EXERCISE: Wherever the string "true" occurs in a line of these records, report that line.

Data records

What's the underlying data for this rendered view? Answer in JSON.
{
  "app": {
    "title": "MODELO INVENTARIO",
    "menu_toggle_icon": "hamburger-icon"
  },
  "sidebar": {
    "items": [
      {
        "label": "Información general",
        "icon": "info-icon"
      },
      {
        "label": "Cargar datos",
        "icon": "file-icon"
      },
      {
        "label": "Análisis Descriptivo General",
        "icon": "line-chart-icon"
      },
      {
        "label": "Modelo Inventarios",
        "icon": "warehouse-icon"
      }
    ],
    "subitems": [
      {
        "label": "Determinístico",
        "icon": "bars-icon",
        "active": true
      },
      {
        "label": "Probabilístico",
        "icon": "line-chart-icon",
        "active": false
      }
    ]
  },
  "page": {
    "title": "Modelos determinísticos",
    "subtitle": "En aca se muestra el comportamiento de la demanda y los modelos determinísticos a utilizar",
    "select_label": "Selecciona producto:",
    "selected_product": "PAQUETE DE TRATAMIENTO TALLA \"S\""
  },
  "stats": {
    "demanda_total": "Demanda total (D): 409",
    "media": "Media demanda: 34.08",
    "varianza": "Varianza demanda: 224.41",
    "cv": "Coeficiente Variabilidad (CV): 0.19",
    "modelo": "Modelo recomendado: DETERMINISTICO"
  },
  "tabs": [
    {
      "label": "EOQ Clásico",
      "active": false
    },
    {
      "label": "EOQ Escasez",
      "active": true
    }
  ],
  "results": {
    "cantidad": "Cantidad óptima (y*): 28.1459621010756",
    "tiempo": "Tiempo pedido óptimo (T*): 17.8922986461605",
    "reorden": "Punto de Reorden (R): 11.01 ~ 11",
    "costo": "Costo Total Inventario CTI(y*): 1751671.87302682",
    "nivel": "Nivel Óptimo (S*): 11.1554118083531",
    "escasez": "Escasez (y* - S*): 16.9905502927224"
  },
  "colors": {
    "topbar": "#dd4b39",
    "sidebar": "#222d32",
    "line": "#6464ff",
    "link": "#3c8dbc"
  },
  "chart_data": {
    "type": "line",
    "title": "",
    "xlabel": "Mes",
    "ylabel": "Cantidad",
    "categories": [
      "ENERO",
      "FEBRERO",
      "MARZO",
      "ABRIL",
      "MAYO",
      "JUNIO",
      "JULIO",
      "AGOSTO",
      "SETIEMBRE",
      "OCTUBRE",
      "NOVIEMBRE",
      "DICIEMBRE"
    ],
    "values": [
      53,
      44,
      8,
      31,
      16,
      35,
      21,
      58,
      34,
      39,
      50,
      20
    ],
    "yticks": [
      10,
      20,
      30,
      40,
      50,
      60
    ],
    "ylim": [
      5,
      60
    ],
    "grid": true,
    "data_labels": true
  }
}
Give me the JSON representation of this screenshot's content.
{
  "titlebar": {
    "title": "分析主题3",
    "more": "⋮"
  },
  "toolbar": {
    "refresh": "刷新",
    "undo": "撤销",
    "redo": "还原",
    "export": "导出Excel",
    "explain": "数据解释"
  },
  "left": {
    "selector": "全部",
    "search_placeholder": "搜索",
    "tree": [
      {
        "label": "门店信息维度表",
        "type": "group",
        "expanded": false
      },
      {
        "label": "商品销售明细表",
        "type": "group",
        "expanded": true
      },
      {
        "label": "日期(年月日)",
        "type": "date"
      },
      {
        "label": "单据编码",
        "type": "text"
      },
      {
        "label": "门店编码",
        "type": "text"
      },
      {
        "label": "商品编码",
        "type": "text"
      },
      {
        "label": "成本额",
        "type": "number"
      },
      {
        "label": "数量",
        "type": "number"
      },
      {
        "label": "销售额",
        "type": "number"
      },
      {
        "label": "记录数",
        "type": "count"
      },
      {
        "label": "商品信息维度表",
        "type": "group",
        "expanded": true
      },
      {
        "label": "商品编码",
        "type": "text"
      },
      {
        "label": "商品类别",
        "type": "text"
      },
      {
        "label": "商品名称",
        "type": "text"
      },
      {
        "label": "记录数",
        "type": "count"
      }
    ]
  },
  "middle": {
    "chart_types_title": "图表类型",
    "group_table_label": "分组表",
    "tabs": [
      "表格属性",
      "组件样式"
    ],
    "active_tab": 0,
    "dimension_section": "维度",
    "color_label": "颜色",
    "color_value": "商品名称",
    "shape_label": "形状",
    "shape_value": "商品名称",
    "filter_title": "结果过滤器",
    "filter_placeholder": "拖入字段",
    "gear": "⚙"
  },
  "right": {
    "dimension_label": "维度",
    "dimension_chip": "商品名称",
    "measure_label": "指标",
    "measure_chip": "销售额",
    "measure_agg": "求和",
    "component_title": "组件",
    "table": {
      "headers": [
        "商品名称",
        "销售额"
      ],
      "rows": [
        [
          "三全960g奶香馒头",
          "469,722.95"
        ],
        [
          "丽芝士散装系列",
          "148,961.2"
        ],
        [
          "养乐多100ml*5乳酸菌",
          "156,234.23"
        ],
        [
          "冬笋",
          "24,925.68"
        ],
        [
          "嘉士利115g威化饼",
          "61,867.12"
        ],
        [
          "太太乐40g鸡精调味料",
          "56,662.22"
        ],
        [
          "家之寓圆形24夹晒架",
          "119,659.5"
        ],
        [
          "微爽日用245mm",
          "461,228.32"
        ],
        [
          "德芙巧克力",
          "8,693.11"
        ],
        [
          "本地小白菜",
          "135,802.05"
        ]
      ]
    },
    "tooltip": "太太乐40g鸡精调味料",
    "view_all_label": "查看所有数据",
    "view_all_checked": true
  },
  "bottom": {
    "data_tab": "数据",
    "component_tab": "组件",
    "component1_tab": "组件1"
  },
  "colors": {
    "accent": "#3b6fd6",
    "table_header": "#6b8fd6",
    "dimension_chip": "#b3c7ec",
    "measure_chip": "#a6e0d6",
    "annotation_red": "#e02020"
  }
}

OUTPUT OF THE EXERCISE:
        "active": true
      "active": true
    "grid": true,
    "data_labels": true
        "expanded": true
        "expanded": true
    "view_all_checked": true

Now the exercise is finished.